The White House "drug czar," John Walters backed a Mexican government proposal to decriminalize possession of small amounts of marijuana, according to the Marijuana Policy Project (MPP).
"I can't believe I'm actually saying this, but John Walters is right," says Rob Kampia, executive director of MPP. "We heartily second his support for eliminating criminal penalties for marijuana users in Mexico and look forward to working with him to end such penalties in the U.S. as well."
The group cites an Oct. 22 New York Times report that references “Walters' public support for a drug decriminalization proposal by Mexican President Felipe Calderon.”
Calderon's proposal, if approved, would mean no jail sentence or fine and no criminal record of arrest or possession if the individual completes drug treatment, in the case of addiction, or a drug education program
“The Mexican president's proposal would also decriminalize possession of small amounts of heroin, cocaine and methamphetamine,” says a statement by MPP.
"It's fantastic that John Walters has recognized the massive destruction the drug war has inflicted on Mexico and is now calling for reforms there, but he's a rank hypocrite if he continues opposing similar reforms in the U.S.," Kampia says. "The Mexican proposal is far more sweeping than MPP's proposals to decriminalize marijuana or make marijuana medically available, both of which John Walters and his henchmen rail against."
Policy watchers will be watching to see if Walters changes his tune in the United States.

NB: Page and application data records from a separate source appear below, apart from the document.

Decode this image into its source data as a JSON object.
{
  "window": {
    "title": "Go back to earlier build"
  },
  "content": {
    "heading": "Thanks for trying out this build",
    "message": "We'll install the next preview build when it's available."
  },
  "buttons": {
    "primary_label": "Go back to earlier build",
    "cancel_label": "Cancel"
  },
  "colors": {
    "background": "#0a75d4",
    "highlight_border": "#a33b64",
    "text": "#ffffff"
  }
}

“In a March 19, 2008, press release from the White House Office of National Drug Control Policy,” the MPP statement says, “Deputy Director Scott Burns called a New Hampshire proposal to impose a $200 fine rather than jail time for a small amount of marijuana ‘a dangerous first step toward complete drug legalization.’ ”

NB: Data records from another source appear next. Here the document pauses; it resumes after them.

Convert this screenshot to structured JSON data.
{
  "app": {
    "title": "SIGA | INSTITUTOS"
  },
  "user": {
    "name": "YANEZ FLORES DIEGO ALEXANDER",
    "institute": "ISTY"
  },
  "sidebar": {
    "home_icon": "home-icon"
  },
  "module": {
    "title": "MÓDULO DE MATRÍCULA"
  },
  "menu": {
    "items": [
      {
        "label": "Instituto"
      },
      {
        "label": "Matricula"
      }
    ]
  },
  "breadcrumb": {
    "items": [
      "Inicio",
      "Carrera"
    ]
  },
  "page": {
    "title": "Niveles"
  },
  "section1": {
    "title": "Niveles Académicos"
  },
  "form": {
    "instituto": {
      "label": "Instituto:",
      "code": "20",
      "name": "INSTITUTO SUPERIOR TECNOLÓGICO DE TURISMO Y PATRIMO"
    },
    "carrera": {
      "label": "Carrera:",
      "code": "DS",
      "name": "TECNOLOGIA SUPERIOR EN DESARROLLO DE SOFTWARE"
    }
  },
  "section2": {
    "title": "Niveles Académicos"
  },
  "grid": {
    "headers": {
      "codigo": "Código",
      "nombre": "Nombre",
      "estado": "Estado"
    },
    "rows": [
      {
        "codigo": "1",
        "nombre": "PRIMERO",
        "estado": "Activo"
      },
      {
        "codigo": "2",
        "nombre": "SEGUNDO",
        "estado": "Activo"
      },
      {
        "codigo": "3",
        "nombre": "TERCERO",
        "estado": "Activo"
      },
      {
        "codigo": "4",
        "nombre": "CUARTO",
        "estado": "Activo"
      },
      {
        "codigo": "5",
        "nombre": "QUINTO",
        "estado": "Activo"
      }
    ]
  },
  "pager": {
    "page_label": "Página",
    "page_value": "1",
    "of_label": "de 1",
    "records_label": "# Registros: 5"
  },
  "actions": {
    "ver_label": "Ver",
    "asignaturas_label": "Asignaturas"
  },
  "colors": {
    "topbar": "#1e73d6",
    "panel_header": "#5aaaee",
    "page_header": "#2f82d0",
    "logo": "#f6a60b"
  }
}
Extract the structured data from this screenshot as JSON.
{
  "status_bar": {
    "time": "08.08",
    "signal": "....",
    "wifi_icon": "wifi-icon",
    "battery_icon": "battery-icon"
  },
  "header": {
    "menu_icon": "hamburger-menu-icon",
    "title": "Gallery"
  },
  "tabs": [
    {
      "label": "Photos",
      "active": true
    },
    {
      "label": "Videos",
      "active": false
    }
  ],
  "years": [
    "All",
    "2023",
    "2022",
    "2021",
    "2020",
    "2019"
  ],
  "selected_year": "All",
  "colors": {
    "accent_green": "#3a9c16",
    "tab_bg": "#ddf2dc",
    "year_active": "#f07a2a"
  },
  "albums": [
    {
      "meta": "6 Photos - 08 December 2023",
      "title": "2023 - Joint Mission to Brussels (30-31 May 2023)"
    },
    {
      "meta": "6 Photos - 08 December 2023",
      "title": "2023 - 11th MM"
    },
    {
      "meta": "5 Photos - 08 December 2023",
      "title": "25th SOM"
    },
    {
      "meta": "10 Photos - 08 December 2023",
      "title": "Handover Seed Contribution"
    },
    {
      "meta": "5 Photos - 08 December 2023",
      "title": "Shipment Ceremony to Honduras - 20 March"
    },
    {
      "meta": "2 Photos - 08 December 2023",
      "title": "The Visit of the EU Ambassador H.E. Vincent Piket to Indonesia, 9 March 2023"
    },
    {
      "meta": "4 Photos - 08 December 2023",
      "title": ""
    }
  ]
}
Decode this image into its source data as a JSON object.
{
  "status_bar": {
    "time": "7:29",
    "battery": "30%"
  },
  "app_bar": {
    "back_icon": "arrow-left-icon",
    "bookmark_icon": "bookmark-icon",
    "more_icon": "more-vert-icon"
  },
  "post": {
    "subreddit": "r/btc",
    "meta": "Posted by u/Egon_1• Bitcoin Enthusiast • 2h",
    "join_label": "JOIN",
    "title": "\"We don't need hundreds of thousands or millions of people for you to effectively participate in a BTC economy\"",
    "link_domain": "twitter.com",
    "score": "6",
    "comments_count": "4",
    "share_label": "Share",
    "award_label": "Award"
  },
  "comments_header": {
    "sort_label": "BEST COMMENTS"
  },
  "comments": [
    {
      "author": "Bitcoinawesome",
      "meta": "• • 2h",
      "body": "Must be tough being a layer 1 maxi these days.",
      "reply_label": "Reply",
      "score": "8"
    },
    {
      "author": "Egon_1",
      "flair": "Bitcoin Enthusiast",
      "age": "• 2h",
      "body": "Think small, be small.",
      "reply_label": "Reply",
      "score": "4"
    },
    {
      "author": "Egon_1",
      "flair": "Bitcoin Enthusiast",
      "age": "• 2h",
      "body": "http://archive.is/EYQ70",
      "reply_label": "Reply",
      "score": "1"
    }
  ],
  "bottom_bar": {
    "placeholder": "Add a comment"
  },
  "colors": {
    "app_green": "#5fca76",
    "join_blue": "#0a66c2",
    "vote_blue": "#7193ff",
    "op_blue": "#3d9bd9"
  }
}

It’s probably a good idea that MPP and others not expect too much. We have a for-profit prison system to keep in business, and with 2007 marijuana possession arrests at 872,720, those laws are needed to keep beds filled. After all, arrests for all violent crimes combined only totaled 597,447.

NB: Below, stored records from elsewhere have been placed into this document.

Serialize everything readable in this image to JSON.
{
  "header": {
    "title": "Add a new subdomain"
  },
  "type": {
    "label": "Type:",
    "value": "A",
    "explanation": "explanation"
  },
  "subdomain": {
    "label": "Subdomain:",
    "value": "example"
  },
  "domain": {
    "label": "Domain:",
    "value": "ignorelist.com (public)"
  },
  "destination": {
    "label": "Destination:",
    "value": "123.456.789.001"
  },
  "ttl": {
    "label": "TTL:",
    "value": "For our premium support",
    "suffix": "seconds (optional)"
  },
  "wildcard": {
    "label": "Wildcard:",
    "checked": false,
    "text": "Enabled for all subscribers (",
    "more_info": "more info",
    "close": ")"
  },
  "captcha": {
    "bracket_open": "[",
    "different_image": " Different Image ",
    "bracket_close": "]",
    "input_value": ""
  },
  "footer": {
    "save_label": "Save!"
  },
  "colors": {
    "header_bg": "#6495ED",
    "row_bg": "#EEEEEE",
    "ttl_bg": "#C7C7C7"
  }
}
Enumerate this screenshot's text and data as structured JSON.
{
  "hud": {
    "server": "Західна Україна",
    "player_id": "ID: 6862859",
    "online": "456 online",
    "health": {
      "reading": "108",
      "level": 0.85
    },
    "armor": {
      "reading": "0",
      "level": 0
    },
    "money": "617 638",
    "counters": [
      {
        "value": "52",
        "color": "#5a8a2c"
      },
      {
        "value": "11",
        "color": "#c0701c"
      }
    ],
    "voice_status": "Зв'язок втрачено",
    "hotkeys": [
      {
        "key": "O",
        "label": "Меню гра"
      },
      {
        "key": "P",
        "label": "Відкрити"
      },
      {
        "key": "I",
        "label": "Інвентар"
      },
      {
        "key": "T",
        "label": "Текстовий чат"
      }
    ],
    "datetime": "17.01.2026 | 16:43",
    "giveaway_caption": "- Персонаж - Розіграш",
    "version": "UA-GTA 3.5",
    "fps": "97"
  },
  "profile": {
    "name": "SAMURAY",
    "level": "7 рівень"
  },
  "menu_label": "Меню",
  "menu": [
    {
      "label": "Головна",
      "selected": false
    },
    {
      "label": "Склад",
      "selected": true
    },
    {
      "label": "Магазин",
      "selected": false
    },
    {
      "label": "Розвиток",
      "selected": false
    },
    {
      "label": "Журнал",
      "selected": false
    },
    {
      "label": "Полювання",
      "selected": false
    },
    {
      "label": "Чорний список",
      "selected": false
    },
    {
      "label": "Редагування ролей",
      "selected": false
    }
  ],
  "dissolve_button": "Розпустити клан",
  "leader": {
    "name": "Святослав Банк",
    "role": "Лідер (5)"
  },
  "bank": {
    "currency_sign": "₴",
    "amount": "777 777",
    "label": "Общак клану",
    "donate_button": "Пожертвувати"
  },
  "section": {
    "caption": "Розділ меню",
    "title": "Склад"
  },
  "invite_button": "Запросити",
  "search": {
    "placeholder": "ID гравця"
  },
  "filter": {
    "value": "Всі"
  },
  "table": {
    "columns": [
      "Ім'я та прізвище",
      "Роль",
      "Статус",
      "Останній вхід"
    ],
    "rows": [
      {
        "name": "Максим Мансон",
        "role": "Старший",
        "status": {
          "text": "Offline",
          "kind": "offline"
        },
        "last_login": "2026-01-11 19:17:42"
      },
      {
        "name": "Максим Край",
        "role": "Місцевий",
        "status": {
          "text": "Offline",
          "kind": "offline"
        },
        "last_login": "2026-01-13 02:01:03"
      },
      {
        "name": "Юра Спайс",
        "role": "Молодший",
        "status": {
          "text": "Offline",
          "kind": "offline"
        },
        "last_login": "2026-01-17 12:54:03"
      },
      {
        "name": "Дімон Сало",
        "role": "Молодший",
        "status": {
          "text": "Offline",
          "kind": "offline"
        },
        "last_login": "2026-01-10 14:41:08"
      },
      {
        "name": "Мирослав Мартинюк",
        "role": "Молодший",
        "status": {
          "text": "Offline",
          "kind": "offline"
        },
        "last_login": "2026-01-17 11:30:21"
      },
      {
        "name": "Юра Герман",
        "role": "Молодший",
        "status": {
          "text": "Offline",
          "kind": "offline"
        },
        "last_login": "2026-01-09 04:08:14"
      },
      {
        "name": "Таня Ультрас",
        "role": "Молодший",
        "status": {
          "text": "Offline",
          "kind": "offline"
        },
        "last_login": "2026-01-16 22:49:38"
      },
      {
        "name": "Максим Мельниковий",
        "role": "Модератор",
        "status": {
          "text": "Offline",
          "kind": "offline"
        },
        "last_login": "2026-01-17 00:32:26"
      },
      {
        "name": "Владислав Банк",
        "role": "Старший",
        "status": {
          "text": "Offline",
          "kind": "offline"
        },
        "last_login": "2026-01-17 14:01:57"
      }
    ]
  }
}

The last record set for marijuana arrests was 829,627 in 2006.